HAYES-ROTH, Barbara, SINCOFF, Erik, BROWNSTON, Lee, HUARD, Ruth and LENT, Brian (1994). Directed improvisation. Stanford Knowledge Systems Laboratory. Technical report KSL-94-61.
ILL CLAN (2003). On the campaign trail with Larry and Lenny Lumberjack. [recording of a live performance at the Machinima Film Festival]. USA.
ILL CLAN (2005-). Tra5hTa1k. [video series]. USA.
JENKINS, Henry (2004). Game design as narrative architecture, in N. Wardrip-Fruin and P. Harrigan (eds) First person: new media as story, performance, and game, pp. 118-31. Cambridge, MA, MIT Press.

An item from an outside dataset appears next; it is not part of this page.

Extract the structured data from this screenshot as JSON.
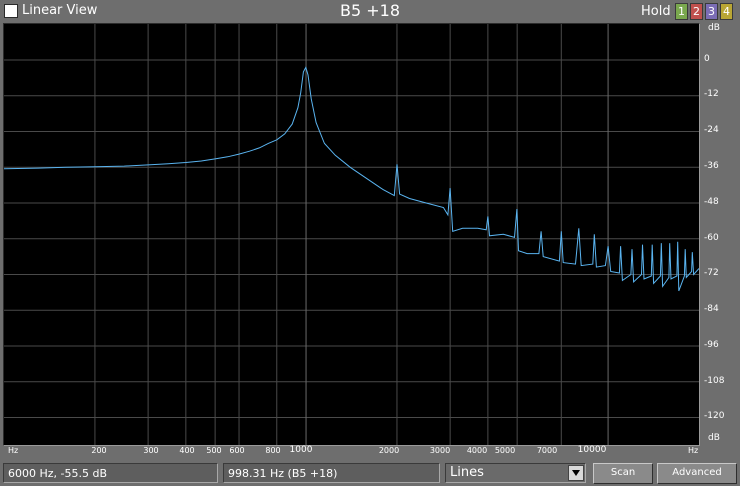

JUUL, Jesper (2005). Half-real: video games between real rules and fictional worlds. Cambridge, MA, MIT Press.
KANG, Katherine Anna (2004). Anna. [video]. USA.
KELLAND, Matt, MORRIS, Dave and LLOYD, Dave (2005). Machinima. Boston, MA, Thomson.
KING, Geoff (2000). Spectacular narratives: Hollywood in the age of the blockbuster. London, I. B. Tauris.
LAUREL, Brenda (1986). Toward the design of a computer-based interactive fantasy system. Unpublished Ph.D. thesis. Ohio State University.
LAUREL, Brenda (1993). Computers as theatre. Reading, Addison-Wesley.
LEVINSON, Paul (1985). Toy, mirror, and art: the metamorphosis of technological culture, in L. Hickman (ed) Philosophy, technology, and human affairs, pp. 162-75. College Station, TX, Ibis.
LOWOOD, Henry (2005). Real-time performance: machinima and game studies. The international digital media & arts association journal, 2, 10-8.
MARINO, Paul (2004). 3D game-based filmmaking: the art of machinima. Scottsdale, AZ, Paraglyph Press.
MATEAS, Michael (2002). Interactive drama, art and artificial intelligence. Unpublished Ph.D. thesis. Carnegie Mellon University.
MOLYNEUX, Peter (2005). The movies. [PC game]. UK, Activision Publishing.
PALMER, T. (2004). Bot. [video]. USA.
PERLIN, Ken and GOLDBERG, Athomas (1996). Improv: a system for scripting interactive actors in virtual worlds, in J. Fuji (ed) 23rd annual conference on computer graphics and interactive techniques, pp. 205-16. New York, ACM Press.
ROMERO, John, GREEN, Shawn C., PETERSEN, Sandy, ABRASH, Michael, CARMACK, John and TAYLOR, David (1993). Doom. [PC game]. USA, id Software.
Rooster Teeth. (2003-2007). [online]. Last accessed 13 August 2007 at http://rvb.roosterteeth.com/home.php.
SALEN, Katie (2002). Telefragging monster movies, in L. King (ed) Game on: the history and culture of videogames, pp. 98-112. London, Laurence King.
SALEN, Katie and ZIMMERMAN, Eric (2003). Rules of play: game design fundamentals. Cambridge, MA, MIT Press.
STEPHENS, Adrian (1992). Stunt Island. [PC game]. UK, Walt Disney Computer Software Inc.
TASAJÄRVI, Lassi (2004). Demoscene: the art of real-time. Helsinki, evenlake studios.
VAN SICKLER, Matthew (1996). Diary of a camper. [video]. USA.
WARSHOW, Robert (2001). Movie chronicle: the westerner, in R. Warshow (ed) The immediate experience: movies, comics, theatre & other aspects of popular culture. Cambridge, MA, Harvard University Press.
Word Spy. (1995-2007). [online]. Last accessed 15 July 2007 at http://www.wordspy.com/words/machinima.asp.
Above copied from: http://www.brown.edu/Research/dichtung-digital/2007/Nitsche/nitsche.htm